“She . . .” Paul begins, and then he gets stuck.
“Speaks for me?” Alligene asks.
“The good Lord opened the doors and windows for us,” says Alligene. “We are just so grateful that the tumor is not growing anymore.”
Yet Alfred Yung, the neuro-oncologist overseeing the clinical trial at M. D. Anderson, is more measured in his assessment of the therapy’s possibilities, for he knows firsthand that it doesn’t always work. Of the three patients in his care who received the treatment, only Paul Madison has survived. And that, in a nutshell, is the state of gene therapy today: wildly promising but still far from reliable. While the public seems to expect doctors to be able to fix chronic medical problems by tinkering with genetic material like a mechanic under the hood of a car, years of research need to be done before gene therapy fulfills its potential. Then again, if it can someday be perfected, it will indeed resemble a miracle—it will be an alternative for people who cannot be treated by more-conventional means.
Like most other patients who enter a clinical trial, Paul arrived at M. D. Anderson after a protracted ordeal. In his case the first indications that something was wrong were subtle; he had always been articulate, but about a year and a half ago he began having trouble saying some words. “I remember he had trouble with the word ‘pretty,’” says Alligene. “He would say ‘pity’ instead. He couldn’t get the r’s out. He more or less quit saying the word ‘refrigerator.’ He would just point at the refrigerator instead.”

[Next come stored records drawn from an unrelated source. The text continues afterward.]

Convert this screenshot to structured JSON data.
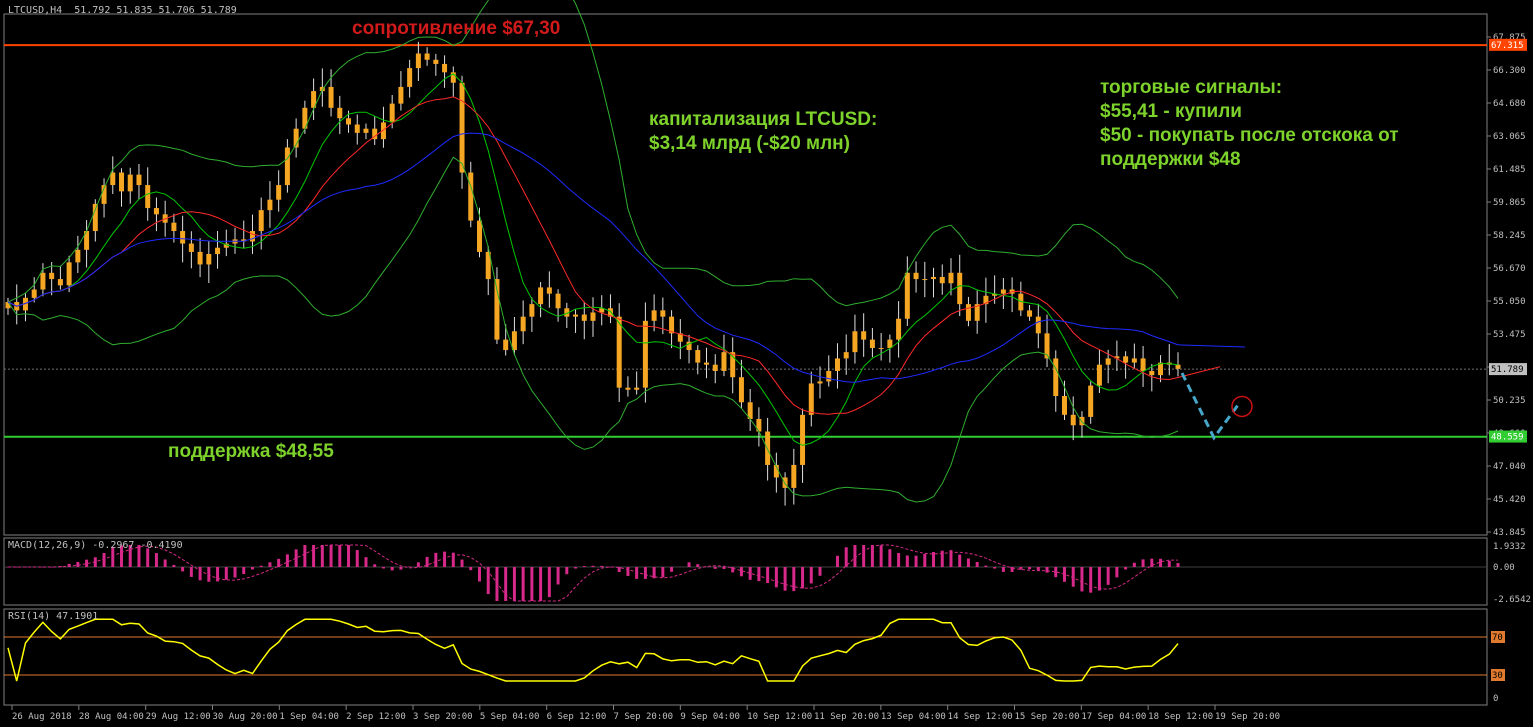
{
  "symbol_header": "LTCUSD,H4  51.792 51.835 51.706 51.789",
  "macd_header": "MACD(12,26,9) -0.2967 -0.4190",
  "rsi_header": "RSI(14) 47.1901",
  "annotations": {
    "resistance": "сопротивление $67,30",
    "capitalization": "капитализация LTCUSD:\n$3,14 млрд (-$20 млн)",
    "signals": "торговые сигналы:\n$55,41 - купили\n$50 - покупать после отскока от\nподдержки $48",
    "support": "поддержка $48,55"
  },
  "price_axis": {
    "ticks": [
      "67.875",
      "66.300",
      "64.680",
      "63.065",
      "61.485",
      "59.865",
      "58.245",
      "56.670",
      "55.050",
      "53.475",
      "51.855",
      "50.235",
      "48.660",
      "47.040",
      "45.420",
      "43.845"
    ],
    "markers": [
      {
        "label": "67.315",
        "value": 67.315,
        "color": "#ff4500"
      },
      {
        "label": "51.789",
        "value": 51.789,
        "color": "#c0c0c0"
      },
      {
        "label": "48.559",
        "value": 48.559,
        "color": "#32cd32"
      }
    ]
  },
  "macd_axis": {
    "ticks": [
      "1.9332",
      "0.00",
      "-2.6542"
    ]
  },
  "rsi_axis": {
    "ticks": [
      "70",
      "30",
      "0"
    ]
  },
  "time_axis": {
    "ticks": [
      "26 Aug 2018",
      "28 Aug 04:00",
      "29 Aug 12:00",
      "30 Aug 20:00",
      "1 Sep 04:00",
      "2 Sep 12:00",
      "3 Sep 20:00",
      "5 Sep 04:00",
      "6 Sep 12:00",
      "7 Sep 20:00",
      "9 Sep 04:00",
      "10 Sep 12:00",
      "11 Sep 20:00",
      "13 Sep 04:00",
      "14 Sep 12:00",
      "15 Sep 20:00",
      "17 Sep 04:00",
      "18 Sep 12:00",
      "19 Sep 20:00"
    ]
  },
  "colors": {
    "bull_candle": "#f5a623",
    "bear_candle": "#f5a623",
    "wick": "#e0e0e0",
    "ma_fast": "#ff2a2a",
    "ma_mid": "#00c800",
    "ma_slow": "#1e2bff",
    "bollinger": "#2fae2f",
    "resistance": "#ff4500",
    "support": "#32cd32",
    "macd_hist": "#d6298a",
    "macd_signal": "#d6298a",
    "rsi": "#ffff00",
    "rsi_levels": "#e07a2e",
    "forecast": "#47a6c9"
  },
  "chart_data": {
    "type": "candlestick",
    "symbol": "LTCUSD",
    "timeframe": "H4",
    "resistance": 67.3,
    "support": 48.55,
    "last_price": 51.789,
    "ylim": [
      43.845,
      68.6
    ],
    "close": [
      55.0,
      54.6,
      55.2,
      55.6,
      56.4,
      56.1,
      55.8,
      56.9,
      57.5,
      58.4,
      59.7,
      60.6,
      61.2,
      60.3,
      61.1,
      60.6,
      59.5,
      59.2,
      58.8,
      58.4,
      57.8,
      57.4,
      56.8,
      57.3,
      57.6,
      57.8,
      58.0,
      57.9,
      58.4,
      59.4,
      59.9,
      60.6,
      62.4,
      63.3,
      64.3,
      65.1,
      65.3,
      64.3,
      63.8,
      63.5,
      63.1,
      63.3,
      62.8,
      63.6,
      64.5,
      65.3,
      66.2,
      66.9,
      66.6,
      66.4,
      66.0,
      65.5,
      61.2,
      58.9,
      57.4,
      56.1,
      53.2,
      52.7,
      53.6,
      54.3,
      54.9,
      55.7,
      55.4,
      54.7,
      54.3,
      54.4,
      54.1,
      54.5,
      54.7,
      54.3,
      50.9,
      50.8,
      50.9,
      54.1,
      54.6,
      54.3,
      53.5,
      53.1,
      52.7,
      52.1,
      52.0,
      51.7,
      52.6,
      51.4,
      50.2,
      49.4,
      48.8,
      47.2,
      46.6,
      46.1,
      47.2,
      49.6,
      51.1,
      51.2,
      51.7,
      52.3,
      52.6,
      53.6,
      53.2,
      52.8,
      52.8,
      53.2,
      54.2,
      56.4,
      56.1,
      56.1,
      56.2,
      55.9,
      56.4,
      54.9,
      54.1,
      54.9,
      55.3,
      55.4,
      55.6,
      55.4,
      54.6,
      54.3,
      53.5,
      52.3,
      50.5,
      49.6,
      49.1,
      49.5,
      51.0,
      52.0,
      52.3,
      52.4,
      52.1,
      52.3,
      51.7,
      51.5,
      52.1,
      52.0,
      51.8
    ]
  }
}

The Madisons’ family doctor ran a battery of tests, but none of them revealed the cause of Paul’s problem. Finally, the doctor conceded that he couldn’t make a diagnosis and referred Paul to a neurologist, who ordered a magnetic resonance imaging (MRI) scan of his brain. Before the results came back from the lab, however, Paul’s condition abruptly worsened. On September 24, 1995, at about eight in the evening, Alligene saw him go into the bathroom. She grew concerned when she heard the water run for a long time and a lot of splashing. “It sounded like a flood,” she says. Alligene discovered that Paul was washing his face over and over; for a brief period, he was unable to speak. “He could not say a single word. I could see in his face that he didn’t know what was happening to him.”
Alligene took Paul to the nearby Druid City Regional Medical Center, where the medical staff suggested that he had had a stroke. When the results of the MRI finally came back, Paul’s neurologist noticed a small mass in the left parietal lobe of his brain—an area that governs the ability to speak—but he assumed that it was scar tissue left over from a stroke that he decided Paul must have suffered in the past, causing his initial speech problems. Then, several days later, Paul experienced another episode similar to the one that had sent him to the hospital; his face started twitching, and he couldn’t speak. This time, doctors recognized the occurrence for what it was—a seizure—but still thought the underlying problem was a stroke.
It wasn’t until November, when Paul was referred to the Kirkland Clinic, that his illness was correctly diagnosed. Stroke specialist Thomas Head discovered that an unusual amount of oxygen was being absorbed from Paul’s blood in the vicinity of the mass that the doctors in Druid City had found. In other words, the mass was growing, so it couldn’t be scar tissue. Head sent Paul to see a second specialist, Stephen Rosenfeld, who confirmed the presence of a tumor. After another MRI scan showed signs of further growth, a neurosurgeon performed a biopsy, and the findings were grim: Paul had a glioblastoma, the most malignant type of brain tumor. Because of the tumor’s location, however, surgery wasn’t an option; and even if it had been, there was no guarantee that all of the cancer could have been removed—glio-blastomas are fiercely tenacious. So that December, Paul began radiation and chemotherapy. For thirty consecutive weekdays, he drove to Druid City for the treatments. In February the Madisons